In an Ever-Changing Digital World, Marketers Find Stability Tracking Mobile Trends
Thanks to smartphones, consumers are carving out new and sometimes surprising behavior patterns. Along the way, they’re putting brands to the test. Marketing strategies have historically relied on some very basic assumptions of consumer behavior. For example, a person in a car will most likely be facing forward—toward a billboard. At a grocery store checkout, idle shoppers browse impulse buys. And on that train platform, rail advertising posters or the daily paper served as reliable points of winning attention. Marketing has never been easy, but because the mix was defined from a fixed set of ingredients, choice—and therefore risk—was limited. That’s all changed now that smartphone screens have captured our attention, but that doesn’t mean everyone is fluent in new behavior patterns. Marketing is a large ship that doesn’t make fast turns, and simply targeting mobile consumers doesn’t address fundamental shifts in behavior. To influence in the modern landscape, brands need to embrace some basic new truths.

Digital Ad Market Soars to $88 Billion; Facebook and Google Contribute 90% of Growth
The global digital advertising market grew 21% to $88 billion in 2017, according to the IAB Internet Advertising Revenue Report released Thursday and conducted by PwC. But because Facebook and Google account for 90% of that growth, according to Pivotal Research analyst Brian Wieser, others shouldn’t benchmark their own growth rates against the industry average. While Facebook and Google may contribute to most of the revenue growth, the IAB reported that the top 10 companies on its list contributed 68-75% of overall revenue. Only three companies in the top 10 in 2008 remain on the list today. However, the IAB and PwC couldn’t reveal who those members were in order to maintain the confidentiality of those who submitted information for the report. Additionally, search advertising ceded market share to video advertising.

Pinterest Integrates into Hootsuite
Pinterest has formed a partnership with social media management platform Hootsuite which will see the social network natively integrated into Hootsuite. With the integration, all of Hootsuite customers are now able to schedule and publish visual content on Pinterest boards. In addition, those with Hootsuite Impact will be able to measure Pinterest account growth and analyses the performance of their pins. On top of the newly-added Pinterest, Hootsuite enables its customers to post content on Facebook, Twitter, Instagram, LinkedIn, YouTube, Google+, and WordPress.

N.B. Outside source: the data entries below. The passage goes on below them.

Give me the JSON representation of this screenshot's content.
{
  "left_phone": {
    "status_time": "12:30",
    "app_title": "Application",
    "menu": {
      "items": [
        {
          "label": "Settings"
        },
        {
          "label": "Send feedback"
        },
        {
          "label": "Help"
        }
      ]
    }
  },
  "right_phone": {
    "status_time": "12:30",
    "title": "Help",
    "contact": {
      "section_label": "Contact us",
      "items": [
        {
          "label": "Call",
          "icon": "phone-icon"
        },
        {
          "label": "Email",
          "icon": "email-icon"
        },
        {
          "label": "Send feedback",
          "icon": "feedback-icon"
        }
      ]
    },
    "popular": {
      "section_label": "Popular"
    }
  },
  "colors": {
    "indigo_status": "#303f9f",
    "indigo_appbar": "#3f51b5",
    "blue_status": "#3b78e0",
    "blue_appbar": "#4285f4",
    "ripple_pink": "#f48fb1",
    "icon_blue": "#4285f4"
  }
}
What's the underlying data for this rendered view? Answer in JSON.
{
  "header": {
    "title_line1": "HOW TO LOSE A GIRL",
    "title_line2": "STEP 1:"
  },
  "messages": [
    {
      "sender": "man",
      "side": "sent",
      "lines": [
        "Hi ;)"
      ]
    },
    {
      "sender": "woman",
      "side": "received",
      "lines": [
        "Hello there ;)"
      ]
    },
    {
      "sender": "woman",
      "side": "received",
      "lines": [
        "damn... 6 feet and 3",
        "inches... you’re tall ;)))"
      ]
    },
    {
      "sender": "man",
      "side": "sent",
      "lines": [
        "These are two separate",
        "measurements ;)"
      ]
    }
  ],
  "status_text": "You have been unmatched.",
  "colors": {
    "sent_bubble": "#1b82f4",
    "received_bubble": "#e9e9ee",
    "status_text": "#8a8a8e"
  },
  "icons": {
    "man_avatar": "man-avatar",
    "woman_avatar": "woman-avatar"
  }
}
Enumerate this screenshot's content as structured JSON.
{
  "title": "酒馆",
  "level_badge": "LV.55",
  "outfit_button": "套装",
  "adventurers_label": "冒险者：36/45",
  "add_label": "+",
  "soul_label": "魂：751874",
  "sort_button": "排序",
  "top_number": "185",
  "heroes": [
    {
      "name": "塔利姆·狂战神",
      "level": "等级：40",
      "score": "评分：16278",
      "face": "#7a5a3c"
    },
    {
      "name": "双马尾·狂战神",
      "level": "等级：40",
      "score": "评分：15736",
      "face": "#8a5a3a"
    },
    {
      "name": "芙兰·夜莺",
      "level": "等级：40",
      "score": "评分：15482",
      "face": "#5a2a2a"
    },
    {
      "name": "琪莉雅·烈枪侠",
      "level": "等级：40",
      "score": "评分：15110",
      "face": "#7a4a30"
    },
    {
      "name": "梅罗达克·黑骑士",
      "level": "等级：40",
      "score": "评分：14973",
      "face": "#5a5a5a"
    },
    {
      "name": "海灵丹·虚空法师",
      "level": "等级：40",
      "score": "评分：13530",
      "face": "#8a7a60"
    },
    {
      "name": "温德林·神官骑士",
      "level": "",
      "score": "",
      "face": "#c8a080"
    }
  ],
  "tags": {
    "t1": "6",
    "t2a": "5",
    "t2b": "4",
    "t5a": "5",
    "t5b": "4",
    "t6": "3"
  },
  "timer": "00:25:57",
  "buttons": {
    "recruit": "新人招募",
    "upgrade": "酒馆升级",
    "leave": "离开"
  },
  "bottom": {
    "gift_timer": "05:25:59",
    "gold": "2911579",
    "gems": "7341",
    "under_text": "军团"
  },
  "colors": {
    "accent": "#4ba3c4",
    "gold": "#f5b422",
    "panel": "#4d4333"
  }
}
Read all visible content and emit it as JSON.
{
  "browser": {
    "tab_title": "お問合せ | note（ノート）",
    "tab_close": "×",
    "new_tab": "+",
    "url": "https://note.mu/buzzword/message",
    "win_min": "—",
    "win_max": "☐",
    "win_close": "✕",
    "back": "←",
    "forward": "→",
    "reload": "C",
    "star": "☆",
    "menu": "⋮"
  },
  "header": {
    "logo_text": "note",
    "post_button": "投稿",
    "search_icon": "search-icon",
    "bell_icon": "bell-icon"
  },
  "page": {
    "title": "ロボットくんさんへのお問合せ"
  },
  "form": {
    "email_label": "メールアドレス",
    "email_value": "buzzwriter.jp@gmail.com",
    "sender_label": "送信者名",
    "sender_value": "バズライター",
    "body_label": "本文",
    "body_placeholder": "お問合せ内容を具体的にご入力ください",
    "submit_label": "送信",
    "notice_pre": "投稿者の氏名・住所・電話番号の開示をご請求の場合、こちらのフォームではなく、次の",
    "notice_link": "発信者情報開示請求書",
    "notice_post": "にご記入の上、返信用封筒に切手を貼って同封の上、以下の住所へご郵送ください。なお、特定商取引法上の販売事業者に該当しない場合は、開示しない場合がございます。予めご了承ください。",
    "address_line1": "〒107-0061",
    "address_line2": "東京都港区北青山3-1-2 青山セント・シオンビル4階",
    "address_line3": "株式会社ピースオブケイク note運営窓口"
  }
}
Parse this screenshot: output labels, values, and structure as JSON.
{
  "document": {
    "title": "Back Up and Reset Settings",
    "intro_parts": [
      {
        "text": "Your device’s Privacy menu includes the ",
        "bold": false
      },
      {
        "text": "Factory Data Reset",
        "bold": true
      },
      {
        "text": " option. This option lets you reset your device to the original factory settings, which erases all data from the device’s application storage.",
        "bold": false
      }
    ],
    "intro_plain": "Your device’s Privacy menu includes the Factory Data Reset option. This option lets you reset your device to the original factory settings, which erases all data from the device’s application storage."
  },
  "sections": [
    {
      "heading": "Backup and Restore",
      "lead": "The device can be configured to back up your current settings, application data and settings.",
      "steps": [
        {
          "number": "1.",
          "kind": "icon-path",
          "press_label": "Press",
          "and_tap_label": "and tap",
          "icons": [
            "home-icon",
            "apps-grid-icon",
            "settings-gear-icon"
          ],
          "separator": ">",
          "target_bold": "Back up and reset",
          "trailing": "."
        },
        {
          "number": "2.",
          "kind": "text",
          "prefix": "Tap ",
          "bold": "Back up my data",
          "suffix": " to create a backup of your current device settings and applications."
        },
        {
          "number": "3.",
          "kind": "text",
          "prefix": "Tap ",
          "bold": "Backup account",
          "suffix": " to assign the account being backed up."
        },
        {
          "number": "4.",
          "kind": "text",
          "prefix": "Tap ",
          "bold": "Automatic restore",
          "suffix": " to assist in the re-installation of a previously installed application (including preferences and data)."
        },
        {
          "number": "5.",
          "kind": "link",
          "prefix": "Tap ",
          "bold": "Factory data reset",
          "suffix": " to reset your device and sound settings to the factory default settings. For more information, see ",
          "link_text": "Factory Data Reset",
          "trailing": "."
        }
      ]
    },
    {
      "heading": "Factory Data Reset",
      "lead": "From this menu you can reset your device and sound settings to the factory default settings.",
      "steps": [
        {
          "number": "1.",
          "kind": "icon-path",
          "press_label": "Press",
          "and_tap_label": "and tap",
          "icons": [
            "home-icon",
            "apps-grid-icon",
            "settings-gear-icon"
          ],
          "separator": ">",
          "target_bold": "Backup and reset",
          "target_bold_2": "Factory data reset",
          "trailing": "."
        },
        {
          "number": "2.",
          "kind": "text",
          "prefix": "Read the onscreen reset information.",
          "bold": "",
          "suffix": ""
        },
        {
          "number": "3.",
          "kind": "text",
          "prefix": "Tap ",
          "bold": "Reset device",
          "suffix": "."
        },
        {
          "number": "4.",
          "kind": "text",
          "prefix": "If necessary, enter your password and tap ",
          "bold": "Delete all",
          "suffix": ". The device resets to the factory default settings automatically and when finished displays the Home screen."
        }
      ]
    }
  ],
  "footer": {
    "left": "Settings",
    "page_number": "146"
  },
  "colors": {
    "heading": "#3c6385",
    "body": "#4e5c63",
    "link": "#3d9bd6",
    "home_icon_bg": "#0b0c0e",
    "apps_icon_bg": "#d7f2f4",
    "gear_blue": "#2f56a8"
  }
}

YouTube Removes Hundreds of Videos Encouraging Plagiarism
YouTube has removed hundreds of videos promoting a way for students to cheat at school after a BBC investigation found that creators had been paid to advertise the service. Last week, a BBC investigation revealed that over 250 YouTube channels had been promoting Ukrainian essay-writing service EduBirdie. It was found that more than 1,400 videos with a total of over 700m views had contained ads selling the education cheating service to students. The EduBirdie site says its service is useful for “research into the subject, generating initial input for further reasoning and citations… paraphrasing in accordance with major educational standards as well as tailored to your college/university guidelines for plagiarism/paraphase”.It’s important to note that essay-writing services like this are not illegal, but students caught using them can face serious sanctions from their educational establishment and ads promoting the services are against YouTube’s policies.